Brenda Read-Daily, associate professor of engineering; Kurt DeGoede, professor of engineering and physics; and Stacey Zimmerman, associate director of Strengths Coaching and Ethical Leadership Development, presented their paper, “Gallup StrengthsFinder in Engineering” at the American Society for Engineering Education’s annual conference in Salt Lake City, Utah, on June 26, where were awarded Best Presentation in the First-Year Programs Division.
Read-Daily also presented her paper, “Hands-on Activities to Improve Students’ Conceptual Understanding of Water Hardness,” at the conference.
Jonathan Rudy, Peacemaker in Residence, with the Center for Global Understanding and Peacemaking, presented on “Culture of Exclusion: Transforming Society from within a Broken System,” a panel focused on healing memories at the Caux Forums, organized for Initiatives of Change (formerly Moral Rearmament), a Swiss based organization committed to trustbuilding, ethical leadership, sustainable living, economic justice and environmental sustainability.
He was invited to give input during the Just Governance for Human Security Forum from July 4-9. From the former vice president of Gambia to a Ugandan woman traumatized by violence of displacement, the participants spanned the spectrum of society.
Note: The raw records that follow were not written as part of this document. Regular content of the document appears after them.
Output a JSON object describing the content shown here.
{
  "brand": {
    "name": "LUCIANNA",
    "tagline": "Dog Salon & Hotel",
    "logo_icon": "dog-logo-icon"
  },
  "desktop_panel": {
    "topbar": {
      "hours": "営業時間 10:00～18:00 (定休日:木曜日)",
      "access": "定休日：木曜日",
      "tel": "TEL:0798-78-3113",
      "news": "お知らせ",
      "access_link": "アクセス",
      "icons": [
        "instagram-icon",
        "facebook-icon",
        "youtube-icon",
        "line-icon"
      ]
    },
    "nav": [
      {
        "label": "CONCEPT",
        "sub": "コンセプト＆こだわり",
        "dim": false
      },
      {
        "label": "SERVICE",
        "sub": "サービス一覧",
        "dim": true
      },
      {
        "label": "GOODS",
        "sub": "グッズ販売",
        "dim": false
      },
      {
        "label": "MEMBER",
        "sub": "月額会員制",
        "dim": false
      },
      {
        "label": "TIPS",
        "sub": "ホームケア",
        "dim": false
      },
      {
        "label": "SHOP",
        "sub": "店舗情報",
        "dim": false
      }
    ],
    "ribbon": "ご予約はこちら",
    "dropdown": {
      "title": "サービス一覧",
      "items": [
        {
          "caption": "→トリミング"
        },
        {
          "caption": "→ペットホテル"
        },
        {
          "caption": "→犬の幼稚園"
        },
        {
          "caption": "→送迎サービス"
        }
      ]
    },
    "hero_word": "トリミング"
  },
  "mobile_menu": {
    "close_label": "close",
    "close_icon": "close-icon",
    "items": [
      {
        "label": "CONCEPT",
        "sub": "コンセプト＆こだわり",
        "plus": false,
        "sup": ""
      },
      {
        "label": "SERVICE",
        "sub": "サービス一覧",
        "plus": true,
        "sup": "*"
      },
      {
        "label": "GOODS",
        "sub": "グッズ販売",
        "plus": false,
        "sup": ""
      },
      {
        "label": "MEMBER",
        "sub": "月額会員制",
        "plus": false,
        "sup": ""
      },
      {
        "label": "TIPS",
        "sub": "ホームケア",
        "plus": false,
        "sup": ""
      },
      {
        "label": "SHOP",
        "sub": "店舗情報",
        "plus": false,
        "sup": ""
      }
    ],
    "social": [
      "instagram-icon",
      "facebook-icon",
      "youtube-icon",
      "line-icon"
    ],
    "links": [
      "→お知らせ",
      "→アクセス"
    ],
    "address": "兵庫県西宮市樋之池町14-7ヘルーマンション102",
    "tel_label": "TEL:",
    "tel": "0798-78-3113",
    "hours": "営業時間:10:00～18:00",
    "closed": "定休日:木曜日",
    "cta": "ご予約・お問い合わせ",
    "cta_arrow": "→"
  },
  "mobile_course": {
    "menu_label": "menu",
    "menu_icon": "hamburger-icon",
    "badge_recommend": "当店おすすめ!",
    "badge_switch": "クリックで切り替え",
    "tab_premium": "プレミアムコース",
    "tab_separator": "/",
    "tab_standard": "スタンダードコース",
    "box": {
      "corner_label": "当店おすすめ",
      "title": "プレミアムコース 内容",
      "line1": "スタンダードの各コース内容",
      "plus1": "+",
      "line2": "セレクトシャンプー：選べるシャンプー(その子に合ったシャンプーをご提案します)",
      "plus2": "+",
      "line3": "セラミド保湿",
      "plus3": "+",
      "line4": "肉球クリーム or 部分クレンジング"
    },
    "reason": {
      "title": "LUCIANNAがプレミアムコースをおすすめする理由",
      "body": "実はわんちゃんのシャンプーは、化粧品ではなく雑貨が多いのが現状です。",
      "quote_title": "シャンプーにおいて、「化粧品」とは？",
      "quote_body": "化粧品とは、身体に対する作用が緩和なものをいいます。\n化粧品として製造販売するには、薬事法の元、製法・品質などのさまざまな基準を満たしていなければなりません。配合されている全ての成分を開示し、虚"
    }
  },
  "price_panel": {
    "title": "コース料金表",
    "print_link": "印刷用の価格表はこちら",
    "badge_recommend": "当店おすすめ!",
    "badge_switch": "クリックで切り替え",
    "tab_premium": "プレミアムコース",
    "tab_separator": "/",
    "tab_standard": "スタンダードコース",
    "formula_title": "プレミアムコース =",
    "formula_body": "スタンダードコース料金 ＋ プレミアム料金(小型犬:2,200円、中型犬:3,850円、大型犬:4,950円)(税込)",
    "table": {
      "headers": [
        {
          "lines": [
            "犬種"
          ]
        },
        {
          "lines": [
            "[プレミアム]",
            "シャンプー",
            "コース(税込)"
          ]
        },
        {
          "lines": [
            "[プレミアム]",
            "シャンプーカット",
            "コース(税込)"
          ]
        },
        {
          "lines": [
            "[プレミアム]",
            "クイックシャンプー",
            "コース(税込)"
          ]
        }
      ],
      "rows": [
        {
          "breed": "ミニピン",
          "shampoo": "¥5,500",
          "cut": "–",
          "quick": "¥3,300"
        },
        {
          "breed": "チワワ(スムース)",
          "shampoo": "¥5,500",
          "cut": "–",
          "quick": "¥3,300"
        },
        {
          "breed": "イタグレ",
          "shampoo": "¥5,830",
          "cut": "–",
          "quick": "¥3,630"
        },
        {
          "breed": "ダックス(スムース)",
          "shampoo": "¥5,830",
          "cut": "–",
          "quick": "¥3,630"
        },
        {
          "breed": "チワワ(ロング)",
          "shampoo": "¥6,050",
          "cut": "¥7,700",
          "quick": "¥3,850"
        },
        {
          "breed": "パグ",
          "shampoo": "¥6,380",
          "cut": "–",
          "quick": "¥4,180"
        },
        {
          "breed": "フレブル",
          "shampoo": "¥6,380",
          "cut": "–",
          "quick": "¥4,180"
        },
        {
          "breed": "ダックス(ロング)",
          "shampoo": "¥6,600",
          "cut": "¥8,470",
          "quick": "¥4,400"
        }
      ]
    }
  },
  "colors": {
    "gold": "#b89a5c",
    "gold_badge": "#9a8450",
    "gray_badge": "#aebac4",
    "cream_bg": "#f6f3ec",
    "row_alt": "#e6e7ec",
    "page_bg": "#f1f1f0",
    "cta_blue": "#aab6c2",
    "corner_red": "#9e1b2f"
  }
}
His input centered around his home church congregation forgiving a juvenile member who murdered his parents, also members of his church, in 1991 and the subsequent journey with this young man for the past 27 years.
Rudy also conducted two workshops for participants: one on intercultural/interfaith dialogue, one on deep listening.
Kevin Shorner-Johnson, associate professor of music education, presented two papers at the International Society of Music Education in Baku, Azerbaijan. His first presentation, titled “Reclaiming musical idleness from colonized Christian notions of the Sin of Sloth,” explored the relationship of notions of temporal sin with 17th- and 18th-century Puritan psalm singing and singing schools.
He also participated on an international panel for a forthcoming book, titled “Music Education and the Common Good.” In his book chapter, Shorner-Johnson critiques the United Nations 2015 Rethinking Education report from an Anabaptist tradition of peacebuilding and an interest in challenging linear notions of time.
Ryan Rippeon ’20, engineering; Debra Wohl, professor of biology; and Brenda Read-Daily, associate professor of engineering, presented a poster, titled “Nitrate Removal Performance in a Sulfur-Limestone Amended Agricultural Drainage System,” on June 5 at the Pennsylvania Water Environment Association’s Annual Technical Exhibition and Conference in Hershey, Pennsylvania.
E-town NOW publishes achievements of our faculty and staff members once per month during academic semesters and less frequently during breaks. Submit your achievement here.